I remember, years ago, reading an article about some celebrity in one of the most notorious supermarket tabloids of the day, The National Enquirer. (I was trapped in a long checkout line—honest!) I put the magazine down, feeling a little bemused about what I read, and then forgot about it—until something involving that celebrity came up later in conversation. I found myself thinking, ‘Where did I read this? Was it true, or was it just some tabloid?’ This concerned me, not because of some misguided loyalty to the celebrity, but out of loyalty to my own mind to only know the truth. Because any connection to reality in a tabloid article is, most often, purely coincidental, I resolved, right then and there, not to read any more tabloids. (Using the express checkout helps.) I also do my best to steer clear of gossip about people and things about which I’ll never know the full truth.

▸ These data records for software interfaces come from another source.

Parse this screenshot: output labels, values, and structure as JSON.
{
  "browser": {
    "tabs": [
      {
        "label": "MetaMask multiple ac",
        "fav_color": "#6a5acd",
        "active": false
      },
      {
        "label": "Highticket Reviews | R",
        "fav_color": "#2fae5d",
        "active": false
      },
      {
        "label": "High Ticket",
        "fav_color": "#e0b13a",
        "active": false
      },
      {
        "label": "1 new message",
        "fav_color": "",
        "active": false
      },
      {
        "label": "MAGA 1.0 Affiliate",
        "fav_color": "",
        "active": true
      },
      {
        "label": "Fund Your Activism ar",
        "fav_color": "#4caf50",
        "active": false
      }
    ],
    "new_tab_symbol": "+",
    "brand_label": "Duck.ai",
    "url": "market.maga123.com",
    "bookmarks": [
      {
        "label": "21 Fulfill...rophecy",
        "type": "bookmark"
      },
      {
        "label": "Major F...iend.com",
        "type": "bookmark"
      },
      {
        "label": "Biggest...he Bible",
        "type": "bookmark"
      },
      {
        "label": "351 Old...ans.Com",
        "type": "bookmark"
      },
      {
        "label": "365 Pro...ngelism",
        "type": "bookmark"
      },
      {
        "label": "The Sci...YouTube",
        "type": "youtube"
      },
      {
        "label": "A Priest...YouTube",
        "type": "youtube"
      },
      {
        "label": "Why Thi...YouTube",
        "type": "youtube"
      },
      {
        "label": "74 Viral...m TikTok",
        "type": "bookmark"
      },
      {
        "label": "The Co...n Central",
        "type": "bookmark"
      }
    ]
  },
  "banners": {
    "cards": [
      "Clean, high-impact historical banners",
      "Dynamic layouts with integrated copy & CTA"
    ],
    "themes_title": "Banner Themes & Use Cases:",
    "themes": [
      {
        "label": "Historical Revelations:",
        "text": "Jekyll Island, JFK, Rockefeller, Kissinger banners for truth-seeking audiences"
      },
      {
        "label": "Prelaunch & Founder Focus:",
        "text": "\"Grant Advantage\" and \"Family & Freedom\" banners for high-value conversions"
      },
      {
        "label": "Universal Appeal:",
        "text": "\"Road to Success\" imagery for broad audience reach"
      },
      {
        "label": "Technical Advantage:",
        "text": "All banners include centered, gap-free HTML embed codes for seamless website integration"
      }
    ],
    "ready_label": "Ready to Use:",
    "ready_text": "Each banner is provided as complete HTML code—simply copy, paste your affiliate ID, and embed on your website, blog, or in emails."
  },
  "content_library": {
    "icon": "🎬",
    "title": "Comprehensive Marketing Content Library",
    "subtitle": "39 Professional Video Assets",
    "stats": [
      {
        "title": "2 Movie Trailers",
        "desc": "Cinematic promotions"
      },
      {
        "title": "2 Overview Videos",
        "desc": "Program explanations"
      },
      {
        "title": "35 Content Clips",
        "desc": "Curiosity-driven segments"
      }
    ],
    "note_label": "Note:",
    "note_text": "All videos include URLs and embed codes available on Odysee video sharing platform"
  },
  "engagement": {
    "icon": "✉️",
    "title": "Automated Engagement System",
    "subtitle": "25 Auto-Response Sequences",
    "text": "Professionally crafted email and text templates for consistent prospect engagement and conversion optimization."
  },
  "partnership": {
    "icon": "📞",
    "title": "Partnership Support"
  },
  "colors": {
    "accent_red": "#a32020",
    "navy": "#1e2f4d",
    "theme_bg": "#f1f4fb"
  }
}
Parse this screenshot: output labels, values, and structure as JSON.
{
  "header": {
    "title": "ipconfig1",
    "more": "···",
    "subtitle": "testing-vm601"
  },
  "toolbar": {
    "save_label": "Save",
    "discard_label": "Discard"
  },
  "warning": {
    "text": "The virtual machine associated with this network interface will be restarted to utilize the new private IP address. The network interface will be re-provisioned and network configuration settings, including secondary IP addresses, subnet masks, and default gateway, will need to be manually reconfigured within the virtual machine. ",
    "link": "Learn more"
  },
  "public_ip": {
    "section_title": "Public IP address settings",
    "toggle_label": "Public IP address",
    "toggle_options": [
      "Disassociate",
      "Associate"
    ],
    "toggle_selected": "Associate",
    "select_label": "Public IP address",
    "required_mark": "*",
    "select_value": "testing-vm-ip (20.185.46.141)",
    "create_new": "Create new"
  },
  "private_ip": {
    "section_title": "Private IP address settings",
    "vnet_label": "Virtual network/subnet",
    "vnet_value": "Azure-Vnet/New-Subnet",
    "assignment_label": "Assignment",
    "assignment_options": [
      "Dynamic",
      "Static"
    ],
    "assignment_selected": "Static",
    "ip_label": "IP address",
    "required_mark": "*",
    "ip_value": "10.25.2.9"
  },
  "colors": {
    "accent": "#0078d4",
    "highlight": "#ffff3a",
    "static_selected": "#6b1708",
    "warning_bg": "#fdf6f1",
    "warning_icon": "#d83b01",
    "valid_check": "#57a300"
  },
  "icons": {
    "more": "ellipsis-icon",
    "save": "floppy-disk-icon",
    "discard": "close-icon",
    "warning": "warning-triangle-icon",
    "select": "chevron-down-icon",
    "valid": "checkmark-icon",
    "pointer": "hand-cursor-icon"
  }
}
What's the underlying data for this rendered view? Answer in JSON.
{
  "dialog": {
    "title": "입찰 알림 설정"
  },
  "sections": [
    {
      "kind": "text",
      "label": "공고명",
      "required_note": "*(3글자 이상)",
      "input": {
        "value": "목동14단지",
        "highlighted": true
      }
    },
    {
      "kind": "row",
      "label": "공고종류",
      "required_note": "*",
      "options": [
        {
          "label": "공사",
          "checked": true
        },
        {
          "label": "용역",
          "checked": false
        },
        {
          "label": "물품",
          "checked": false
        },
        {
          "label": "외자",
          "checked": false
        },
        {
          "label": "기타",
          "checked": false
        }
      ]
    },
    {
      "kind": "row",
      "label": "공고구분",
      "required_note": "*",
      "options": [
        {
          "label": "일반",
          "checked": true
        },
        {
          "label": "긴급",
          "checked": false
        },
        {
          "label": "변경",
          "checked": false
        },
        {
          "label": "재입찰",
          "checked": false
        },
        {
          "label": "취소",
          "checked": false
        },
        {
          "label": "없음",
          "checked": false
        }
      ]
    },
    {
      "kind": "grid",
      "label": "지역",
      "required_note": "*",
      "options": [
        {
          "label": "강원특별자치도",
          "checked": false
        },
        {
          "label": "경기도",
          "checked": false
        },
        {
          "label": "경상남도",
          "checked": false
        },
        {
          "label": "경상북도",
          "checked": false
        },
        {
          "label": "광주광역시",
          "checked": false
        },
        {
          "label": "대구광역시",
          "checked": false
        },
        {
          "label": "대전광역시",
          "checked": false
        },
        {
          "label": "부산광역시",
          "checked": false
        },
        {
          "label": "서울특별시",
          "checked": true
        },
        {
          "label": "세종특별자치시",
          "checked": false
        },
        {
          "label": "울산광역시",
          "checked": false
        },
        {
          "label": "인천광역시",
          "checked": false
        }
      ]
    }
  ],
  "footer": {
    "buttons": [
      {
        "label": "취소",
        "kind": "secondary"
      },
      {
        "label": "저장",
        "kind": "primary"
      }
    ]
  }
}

As a professional psychotherapist, I have learned that people with high self-esteem feel little need to gossip. Those who hold themselves in high regard are concerned with advancing their own lives and their own interests, not wasting time indulging in half-truths about people they’ll never meet or know.

I don’t mean to imply that it’s always wrong to learn about what other people do or think, as in reading or watching credible biographies or objective reporting about things that happen in the world. We all need to understand the truth about what’s going on around us to be informed, educated and to develop into thinking people.

But if, in Dr. Nicholson’s words, humanity is a ‘beehive of communication,’ then gossip is the equivalent of getting stung. It doesn’t concern itself with truth, it has the potential to hurt, and is motivated by a need to feel superior. Superior to what? Though the person who gossips probably isn’t conscious of it, I can tell you from my own observations that the motive is simply to feel superior for its own sake. Sadly, it’s a hollow sense of superiority built not upon one’s own accomplishments, but on others’ (perceived or made up) imperfections.

What a waste! People who take their own lives seriously don’t need to retreat into chatter about others with little or no regard for the facts. This is one reason why, when I counsel insecure people who worry about what others might be thinking or saying about them, I usually respond: ‘Don’t worry about them. People who engage in gossip have already revealed something about themselves. And what they reveal proves that you have nothing to fear from their opinion.’